Reflections from a Palliative Care Dietitian

I do a lot of work with perinatal clients, but huge part of what I do is palliative care. I have been working in palliative and end of life care as a dietitian for almost two years now. When I first started, I found it challenging, engaging, and a paradigm shift from what so much of my schooling had taught me. As the months went on, I found myself in the middle of a slowly unraveling existential crisis. There were a few thoughts that kept returning to me, as I sat with people every day that were dealing with the nearness of death. These thoughts were:

I will die.

Everyone I love will die.

All of us, our brain and body, are very organic and will experience various damage and dysfunction in the course of a lifetime.

What really matters when we understand that we will die?

The ways I had figured out to cope through my (naturally) self-centred early 20’s were brought into question. They didn’t have a response for any of these thoughts. I employed “know thyself” and decided that I needed more information from a different perspective for my analytical self, and started volunteering with hospice.

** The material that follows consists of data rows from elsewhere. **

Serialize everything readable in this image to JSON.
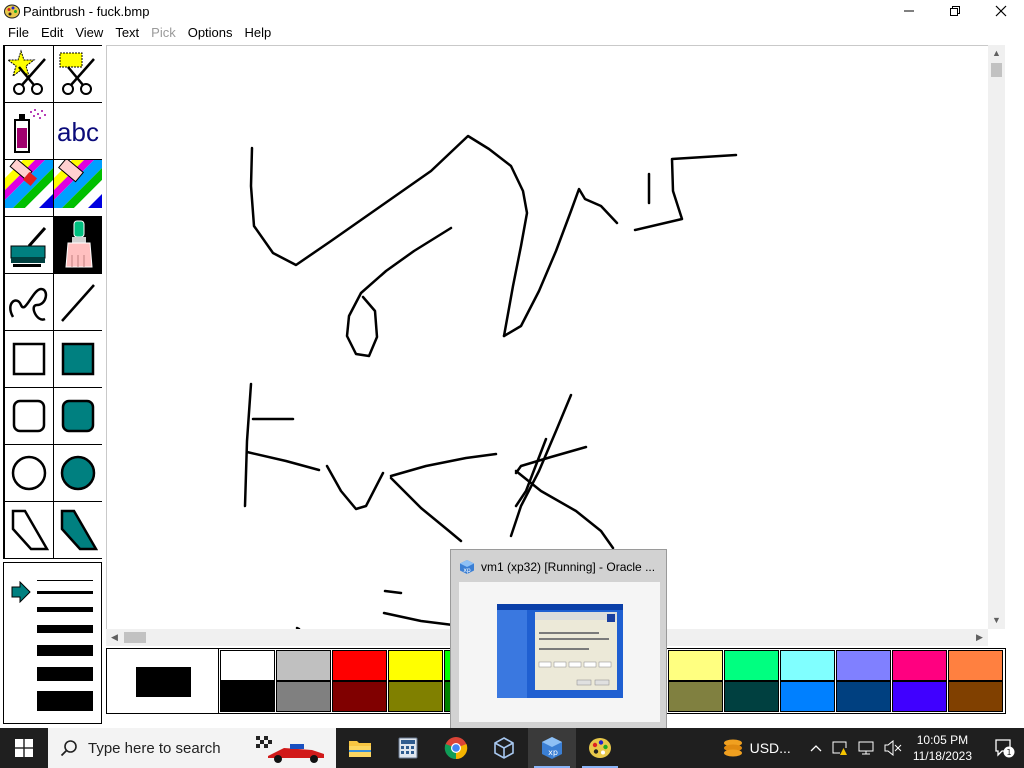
{
  "window": {
    "title": "Paintbrush - fuck.bmp"
  },
  "menu": [
    "File",
    "Edit",
    "View",
    "Text",
    "Pick",
    "Options",
    "Help"
  ],
  "menu_disabled": [
    "Pick"
  ],
  "tools": [
    "star-scissors-icon",
    "rect-scissors-icon",
    "airbrush-icon",
    "text-tool-icon",
    "color-eraser-icon",
    "eraser-icon",
    "paint-roller-icon",
    "brush-icon",
    "curve-icon",
    "line-icon",
    "box-icon",
    "filled-box-icon",
    "rounded-box-icon",
    "filled-rounded-box-icon",
    "circle-icon",
    "filled-circle-icon",
    "polygon-icon",
    "filled-polygon-icon"
  ],
  "tools_text": {
    "text_tool_label": "abc"
  },
  "selected_tool": "brush-icon",
  "current_color": "#000000",
  "palette_top": [
    "#ffffff",
    "#c0c0c0",
    "#ff0000",
    "#ffff00",
    "#00ff00",
    "#00ffff",
    "#0000ff",
    "#ff00ff",
    "#ffff80",
    "#00ff80",
    "#80ffff",
    "#8080ff",
    "#ff0080",
    "#ff8040"
  ],
  "palette_bottom": [
    "#000000",
    "#808080",
    "#800000",
    "#808000",
    "#008000",
    "#008080",
    "#000080",
    "#800080",
    "#808040",
    "#004040",
    "#0080ff",
    "#004080",
    "#4000ff",
    "#804000"
  ],
  "taskbar_preview": {
    "title": "vm1 (xp32) [Running] - Oracle ..."
  },
  "taskbar": {
    "search_placeholder": "Type here to search",
    "tray_usd": "USD...",
    "time": "10:05 PM",
    "date": "11/18/2023",
    "notification_count": "1"
  }
}
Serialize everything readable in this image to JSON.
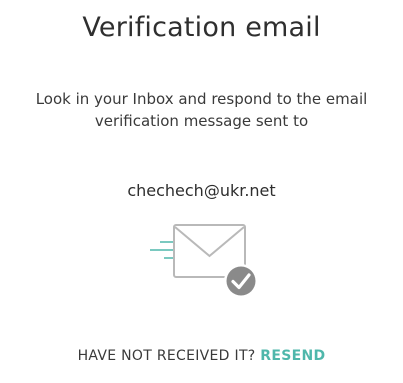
{
  "heading": {
    "title": "Verification email"
  },
  "message": {
    "text": "Look in your Inbox and respond to the email verification message sent to",
    "email": "chechech@ukr.net"
  },
  "illustration": {
    "icon": "envelope-with-checkmark-icon",
    "accent_color": "#4fb7ab",
    "check_badge_color": "#8a8a8a"
  },
  "footer": {
    "prompt": "HAVE NOT RECEIVED IT?",
    "resend_label": "RESEND",
    "resend_color": "#4fb7ab"
  }
}
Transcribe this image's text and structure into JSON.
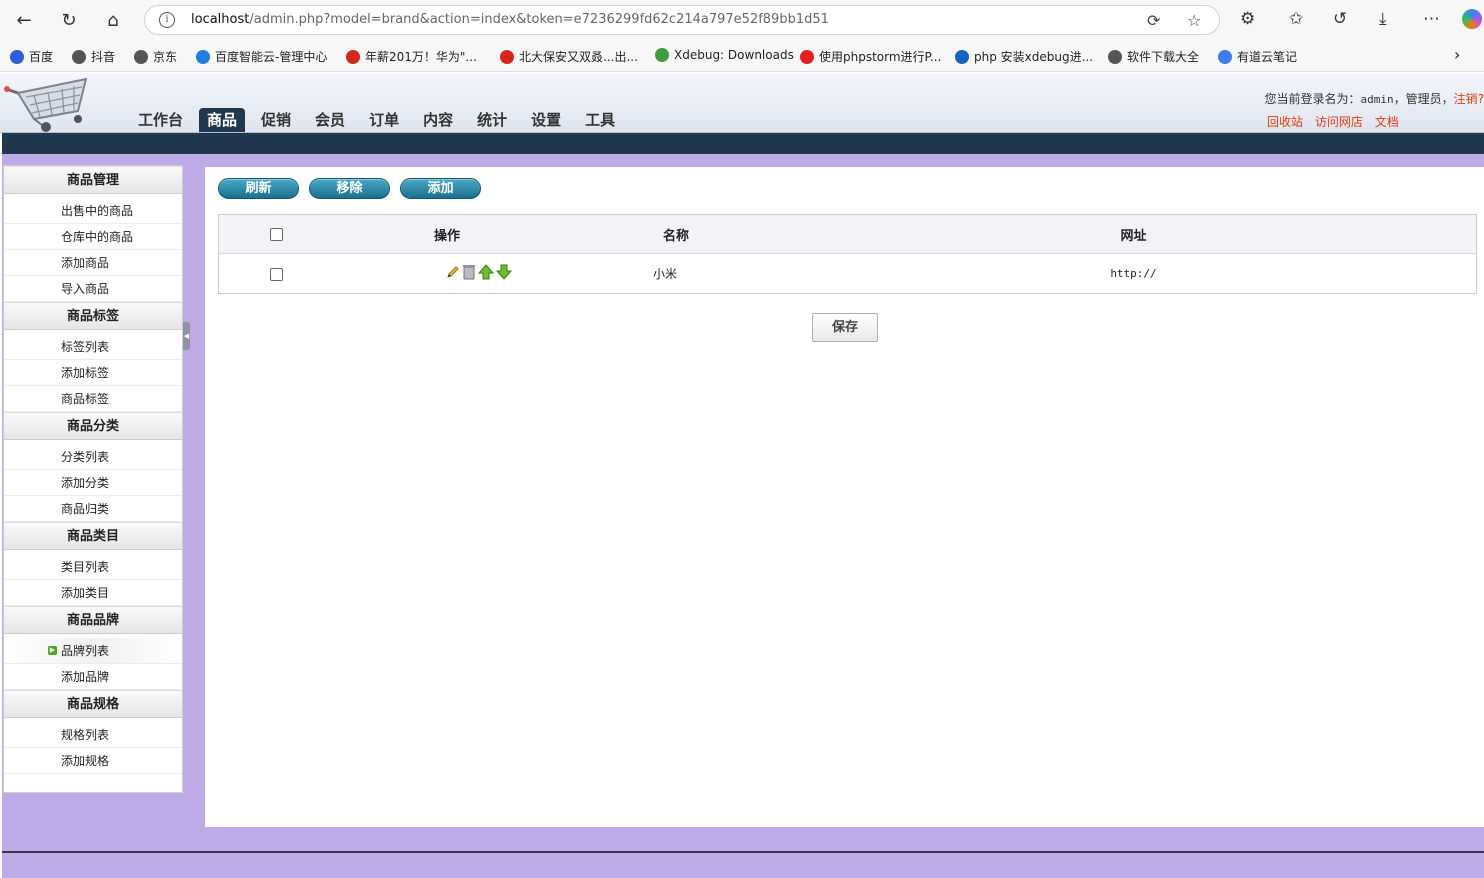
{
  "browser": {
    "url_host": "localhost",
    "url_rest": "/admin.php?model=brand&action=index&token=e7236299fd62c214a797e52f89bb1d51",
    "bookmarks": [
      {
        "label": "百度",
        "color": "#2e5ed9"
      },
      {
        "label": "抖音",
        "color": "#555555"
      },
      {
        "label": "京东",
        "color": "#555555"
      },
      {
        "label": "百度智能云-管理中心",
        "color": "#1f7ee6"
      },
      {
        "label": "年薪201万！华为\"...",
        "color": "#d6261c"
      },
      {
        "label": "北大保安又双叒...出...",
        "color": "#d6261c"
      },
      {
        "label": "Xdebug: Downloads",
        "color": "#3b9d3b"
      },
      {
        "label": "使用phpstorm进行P...",
        "color": "#e02020"
      },
      {
        "label": "php 安装xdebug进...",
        "color": "#1565c0"
      },
      {
        "label": "软件下载大全",
        "color": "#555555"
      },
      {
        "label": "有道云笔记",
        "color": "#3d7cf0"
      }
    ]
  },
  "header": {
    "nav": [
      "工作台",
      "商品",
      "促销",
      "会员",
      "订单",
      "内容",
      "统计",
      "设置",
      "工具"
    ],
    "active_nav": "商品",
    "login_prefix": "您当前登录名为：",
    "username": "admin",
    "role": "，管理员，",
    "logout": "注销?",
    "links": [
      "回收站",
      "访问网店",
      "文档"
    ]
  },
  "sidebar": {
    "groups": [
      {
        "title": "商品管理",
        "items": [
          "出售中的商品",
          "仓库中的商品",
          "添加商品",
          "导入商品"
        ]
      },
      {
        "title": "商品标签",
        "items": [
          "标签列表",
          "添加标签",
          "商品标签"
        ]
      },
      {
        "title": "商品分类",
        "items": [
          "分类列表",
          "添加分类",
          "商品归类"
        ]
      },
      {
        "title": "商品类目",
        "items": [
          "类目列表",
          "添加类目"
        ]
      },
      {
        "title": "商品品牌",
        "items": [
          "品牌列表",
          "添加品牌"
        ]
      },
      {
        "title": "商品规格",
        "items": [
          "规格列表",
          "添加规格"
        ]
      }
    ],
    "current_item": "品牌列表"
  },
  "toolbar": {
    "refresh": "刷新",
    "remove": "移除",
    "add": "添加"
  },
  "table": {
    "headers": {
      "operation": "操作",
      "name": "名称",
      "url": "网址"
    },
    "rows": [
      {
        "name": "小米",
        "url": "http://"
      }
    ]
  },
  "save_label": "保存",
  "colors": {
    "nav_dark": "#22384f",
    "accent_red": "#e03c0c",
    "purple_bg": "#bdaae6",
    "pill_blue": "#1b6f8f"
  }
}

Through volunteering, I was able to develop some understanding to help face these thoughts. The education from counsellors, spiritual teachers, doctors, nurses, and the bereaved loved ones was invaluable in advancing my understanding of my life and my work. Reflecting on this, here are some of the things I found.

I feel less entitled to have good health. To borrow from Steven Novella “We are messy biology. We are just meat that thinks.” There is a persistent pressure in our society to be perfect, or to always be striving for some kind of perfect ideal with clear skin, a bright mind, a taught body, flawless digestion, endless energy, and free of any disease. The truth is there are bumps, flaws, messiness, and discomfort in our bodies and lives that have no solution. Things happen that have no justification, that make no sense. That does not make us any less worthy. That doesn’t make us weak or at fault. Changes in your health might require a process of grief, and that doesn’t make you weak either. We will all experience good and bad health, at different times.

A big part of my job is sitting next to my patients, answering their questions, and being a witness to their grief at each progressive loss. When they can no longer chew or swallow, when they can't taste anymore, they can find themselves facing a reality they never imagined. Releasing all their expectations of how their body "should be" is a very private, individual process.

Releasing our entitlement makes it easier to connect with our sick and dying loved ones. Feeling entitled to good health, as if one day we will “solve” all the pesky problem of our health failing, promotes a denial of death. This passage from the book “I don’t know what to say” really brought home the consequences of these thoughts:

When a person is dying, his friends and family can no longer deny the reality of death. But if they have no previously acknowledged its existence, they will be ill prepared to face it. The denial of death creates a barrier between the dying person and the rest of society; the person facing death seems to have stepped outside the boundaries of our society before he has taken leave of life. He becomes isolated, set apart from his friends by the conventions of society at the very time that he most needs our support
— Dr. Robert Buckman

I take love more seriously. In "All About Love" bell hooks said " Contemplating death has always been a subject that leads me back to love." A doctor I work with us reminds us that all we have at the end is love- we continue to respond to the presence of our loved ones, their voices, their smells, their touch, when we have stopped responding to anything else. A patient I got especially close to shared that she learned more about people and love in the last few weeks of her life than she ever had before. She gently pushed me to think about who I love and how do I express that to them.

I consider “Why not?” more often. Some people might find this kind of reflection on death to be depressing or morbid. They might feel it would lead to a sense of giving up, of “why would I do anything at all”.  Overall, I have found it to have done the opposite in my life. It has brought a new sense of “why not” into my day-to-day. Why not strive to be the biggest, best, kindest selves? Why not try being courageous for others? Why not reach out? Why not experiment with love, in all of it’s forms? A quote from Cheryl Strayed that I return to often when I'm struggling over a decision: "We're all going to die, Johnny. Hit the iron bell like it's dinnertime."

One less sunset.

One less sunset.